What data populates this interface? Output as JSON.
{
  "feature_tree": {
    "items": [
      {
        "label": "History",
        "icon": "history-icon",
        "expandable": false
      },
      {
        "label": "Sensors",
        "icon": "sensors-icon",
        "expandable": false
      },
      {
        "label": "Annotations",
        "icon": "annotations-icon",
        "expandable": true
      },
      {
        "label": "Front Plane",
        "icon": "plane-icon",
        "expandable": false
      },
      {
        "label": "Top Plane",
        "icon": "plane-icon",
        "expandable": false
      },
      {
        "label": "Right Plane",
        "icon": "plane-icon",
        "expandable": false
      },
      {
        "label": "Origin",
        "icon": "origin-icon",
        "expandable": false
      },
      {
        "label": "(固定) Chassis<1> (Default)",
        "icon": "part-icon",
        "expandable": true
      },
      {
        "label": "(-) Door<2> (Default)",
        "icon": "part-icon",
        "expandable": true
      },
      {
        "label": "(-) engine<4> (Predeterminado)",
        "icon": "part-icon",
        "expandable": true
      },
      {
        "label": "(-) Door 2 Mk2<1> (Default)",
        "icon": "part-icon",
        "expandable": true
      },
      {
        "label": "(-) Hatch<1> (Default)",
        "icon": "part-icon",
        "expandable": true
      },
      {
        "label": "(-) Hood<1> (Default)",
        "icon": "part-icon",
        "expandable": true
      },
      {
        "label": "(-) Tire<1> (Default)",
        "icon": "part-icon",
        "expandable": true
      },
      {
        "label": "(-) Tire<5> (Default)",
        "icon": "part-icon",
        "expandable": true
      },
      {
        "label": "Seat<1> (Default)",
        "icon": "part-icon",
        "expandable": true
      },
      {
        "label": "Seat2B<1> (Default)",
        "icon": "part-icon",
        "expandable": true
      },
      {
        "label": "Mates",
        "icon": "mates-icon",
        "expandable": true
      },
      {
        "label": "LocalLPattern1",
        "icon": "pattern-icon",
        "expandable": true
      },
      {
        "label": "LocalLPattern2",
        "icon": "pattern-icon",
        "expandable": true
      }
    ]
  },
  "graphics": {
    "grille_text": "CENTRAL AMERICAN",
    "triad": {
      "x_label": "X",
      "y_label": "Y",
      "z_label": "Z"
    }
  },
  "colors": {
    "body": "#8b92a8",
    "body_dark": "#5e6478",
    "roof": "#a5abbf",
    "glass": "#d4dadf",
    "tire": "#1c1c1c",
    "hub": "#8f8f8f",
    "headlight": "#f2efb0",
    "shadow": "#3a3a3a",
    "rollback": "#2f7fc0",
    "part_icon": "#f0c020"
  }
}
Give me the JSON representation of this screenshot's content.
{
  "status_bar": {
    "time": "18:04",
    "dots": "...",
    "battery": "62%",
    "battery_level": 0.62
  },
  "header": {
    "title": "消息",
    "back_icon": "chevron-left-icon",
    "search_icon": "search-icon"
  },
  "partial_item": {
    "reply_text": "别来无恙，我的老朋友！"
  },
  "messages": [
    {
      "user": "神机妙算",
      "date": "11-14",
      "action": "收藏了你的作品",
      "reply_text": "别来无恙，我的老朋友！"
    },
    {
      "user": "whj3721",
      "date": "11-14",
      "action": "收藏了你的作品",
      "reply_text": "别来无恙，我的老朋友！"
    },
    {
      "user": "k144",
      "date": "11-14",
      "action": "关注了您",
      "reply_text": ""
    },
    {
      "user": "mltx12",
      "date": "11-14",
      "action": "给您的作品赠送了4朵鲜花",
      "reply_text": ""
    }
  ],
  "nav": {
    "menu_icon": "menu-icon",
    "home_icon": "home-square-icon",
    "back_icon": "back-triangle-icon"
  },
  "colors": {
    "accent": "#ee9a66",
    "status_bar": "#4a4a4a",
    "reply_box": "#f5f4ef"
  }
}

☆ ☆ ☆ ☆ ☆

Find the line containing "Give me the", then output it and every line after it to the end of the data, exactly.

Give me the JSON representation of this screenshot's content.
{
  "status_bar": {
    "time": "18:04",
    "dots": "...",
    "battery": "62%",
    "battery_level": 0.62
  },
  "header": {
    "title": "消息",
    "back_icon": "chevron-left-icon",
    "search_icon": "search-icon"
  },
  "partial_item": {
    "reply_text": "别来无恙，我的老朋友！"
  },
  "messages": [
    {
      "user": "神机妙算",
      "date": "11-14",
      "action": "收藏了你的作品",
      "reply_text": "别来无恙，我的老朋友！"
    },
    {
      "user": "whj3721",
      "date": "11-14",
      "action": "收藏了你的作品",
      "reply_text": "别来无恙，我的老朋友！"
    },
    {
      "user": "k144",
      "date": "11-14",
      "action": "关注了您",
      "reply_text": ""
    },
    {
      "user": "mltx12",
      "date": "11-14",
      "action": "给您的作品赠送了4朵鲜花",
      "reply_text": ""
    }
  ],
  "nav": {
    "menu_icon": "menu-icon",
    "home_icon": "home-square-icon",
    "back_icon": "back-triangle-icon"
  },
  "colors": {
    "accent": "#ee9a66",
    "status_bar": "#4a4a4a",
    "reply_box": "#f5f4ef"
  }
}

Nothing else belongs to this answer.